In this case, the regional administration invited seven architects to draw up a colossal construction for an uncomfortable lot. The Swiss Mario Botta and the Santander-born Juan Navarro Baldeweg declined for reasons unspecified but probably having to do with the disproportionate demands of the brief, which forced the insertion in the place of a volume excessive in all respects, upsetting the regular density of the consolidated city. The other five professionals confronted the challenge of the imposed scale through different strategies. The Amer-ican Peter Eisenman managed to soften the building’s impact on its surroundings by fracturing the volume into curving pieces that stretched into an adjacent property. The Catalan Carlos Ferrater broke down the project into oblique fragments clad with an aleatory facade. The Madrid architect Jerónimo Junquera put part of the program inside a large 15-story tower, thereby better adjusting the remaining volume to the urban context. The British David Chipperfield in turn stayed clear of domes-ticating size and proposed a defiant, gigantic, elemental cube of glass. And the Navarrese Madrid-based Rafael Moneo tried to compensate for his titanic prism of glass through a huge stepped void inside the building’s volume that would serve as a public entrance.
Here, too, the opinion of the citizens was solicited, through an exhibition of the models that traversed the region and an exhibition of photomontages on the web. Summing up the votes in the ballot boxes and those cast via Internet, the winner was Moneo, with 1,759, followed by Eisenman with 1,528, Junquera with 1,415, Ferrater with 1,172, and, way behind, Chipperfield with 348. Unlike in Pamplona, where the poll only endeavored to gauge public opinion, in Santander the results were bind-ing, the administration having announced from the start that the final project would be chosen from among the three most voted. With Eisenman dis-qualified for venturing beyond the specified site (at the same time, paradoxically, that the regional government announced the future purchase of adjacent land so as to relieve the building a bit, perhaps to cushion complains about the sheer scale of the operation), the race boiled down to Moneo, Junquera and Ferrater, and the Cantabrian president opted for the one most voted, Rafael Moneo.

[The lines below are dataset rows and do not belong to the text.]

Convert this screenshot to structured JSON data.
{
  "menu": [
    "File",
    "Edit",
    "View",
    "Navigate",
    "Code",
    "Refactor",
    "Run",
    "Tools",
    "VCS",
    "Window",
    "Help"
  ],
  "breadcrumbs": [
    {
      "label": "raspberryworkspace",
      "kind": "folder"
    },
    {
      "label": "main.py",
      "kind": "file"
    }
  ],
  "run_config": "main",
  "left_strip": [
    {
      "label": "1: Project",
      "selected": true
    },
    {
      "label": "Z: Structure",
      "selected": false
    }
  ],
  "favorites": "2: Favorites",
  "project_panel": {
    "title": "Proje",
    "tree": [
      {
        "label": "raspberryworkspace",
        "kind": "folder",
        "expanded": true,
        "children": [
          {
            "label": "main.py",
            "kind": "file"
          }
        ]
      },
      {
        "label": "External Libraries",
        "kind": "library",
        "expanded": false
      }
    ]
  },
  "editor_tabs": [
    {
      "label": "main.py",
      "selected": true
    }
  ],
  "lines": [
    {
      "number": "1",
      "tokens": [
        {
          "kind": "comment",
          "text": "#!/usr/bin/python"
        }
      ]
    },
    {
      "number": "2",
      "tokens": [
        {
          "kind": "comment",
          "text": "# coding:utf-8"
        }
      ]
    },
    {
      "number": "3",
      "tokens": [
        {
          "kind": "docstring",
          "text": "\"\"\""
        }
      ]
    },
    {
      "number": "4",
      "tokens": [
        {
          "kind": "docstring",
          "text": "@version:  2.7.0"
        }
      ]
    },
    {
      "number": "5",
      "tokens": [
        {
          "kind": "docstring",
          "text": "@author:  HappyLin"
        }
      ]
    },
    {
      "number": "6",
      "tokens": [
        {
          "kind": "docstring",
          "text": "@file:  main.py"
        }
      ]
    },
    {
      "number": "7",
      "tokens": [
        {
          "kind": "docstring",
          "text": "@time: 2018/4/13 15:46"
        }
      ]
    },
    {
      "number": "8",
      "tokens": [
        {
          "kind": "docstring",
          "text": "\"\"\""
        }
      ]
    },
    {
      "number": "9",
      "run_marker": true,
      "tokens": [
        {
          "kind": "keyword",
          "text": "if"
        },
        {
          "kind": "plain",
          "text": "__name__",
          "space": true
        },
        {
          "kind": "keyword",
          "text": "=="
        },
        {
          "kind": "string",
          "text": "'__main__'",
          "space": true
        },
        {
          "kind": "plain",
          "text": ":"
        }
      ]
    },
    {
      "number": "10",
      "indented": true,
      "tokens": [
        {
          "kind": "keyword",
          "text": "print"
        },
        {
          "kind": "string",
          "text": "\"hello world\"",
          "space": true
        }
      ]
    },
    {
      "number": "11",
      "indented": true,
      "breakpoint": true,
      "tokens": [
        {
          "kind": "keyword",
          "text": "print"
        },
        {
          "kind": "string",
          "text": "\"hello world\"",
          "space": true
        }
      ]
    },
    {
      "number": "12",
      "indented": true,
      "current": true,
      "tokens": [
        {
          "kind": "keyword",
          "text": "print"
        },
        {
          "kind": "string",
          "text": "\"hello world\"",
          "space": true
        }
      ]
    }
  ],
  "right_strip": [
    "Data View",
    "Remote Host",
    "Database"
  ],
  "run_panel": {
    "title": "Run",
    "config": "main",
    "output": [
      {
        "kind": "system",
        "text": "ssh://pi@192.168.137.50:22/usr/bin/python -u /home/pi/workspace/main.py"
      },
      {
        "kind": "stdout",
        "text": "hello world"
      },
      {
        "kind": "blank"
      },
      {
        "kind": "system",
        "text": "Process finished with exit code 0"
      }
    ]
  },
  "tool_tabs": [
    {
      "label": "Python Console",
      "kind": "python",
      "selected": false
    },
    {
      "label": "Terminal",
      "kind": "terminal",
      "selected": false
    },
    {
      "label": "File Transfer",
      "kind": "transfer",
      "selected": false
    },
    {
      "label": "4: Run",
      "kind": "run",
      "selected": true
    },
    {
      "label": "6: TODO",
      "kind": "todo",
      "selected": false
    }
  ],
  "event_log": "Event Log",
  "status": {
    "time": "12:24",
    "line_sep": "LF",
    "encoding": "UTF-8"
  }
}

There are many possible reasons for being wary of architecture determined by plebiscite. A democ-racy of consensus may find itself under strong pressure to build consumerist architectures, and it seems logical to defend institutional works from the amiable triviality that consumers demand in commercial construction. But with the unanimous spread of junk TV and junkspace, it is doubtful that the only way out is the defense of a ‘cultural exception’ administered by experts. The last Turner Prize fell upon Martin Creed, a British artist who exhibits an empty room lit up at intervals of five seconds, and in reaction to the subsequent polemic some critics appealed for laypersons to abstain from commenting on artistic issues, a task to be left to specialists. I do not know if such arrogant rejection of populism is the most adequate road for contemporary art to take, but I am sure it is not the best for a public art like architecture. To scorn sales figures, box office incomes and audience shares does not imply doing away with the public altogether, and architects’allergy to ballots should not exclude citizens from decision-making, or architecture from accountability.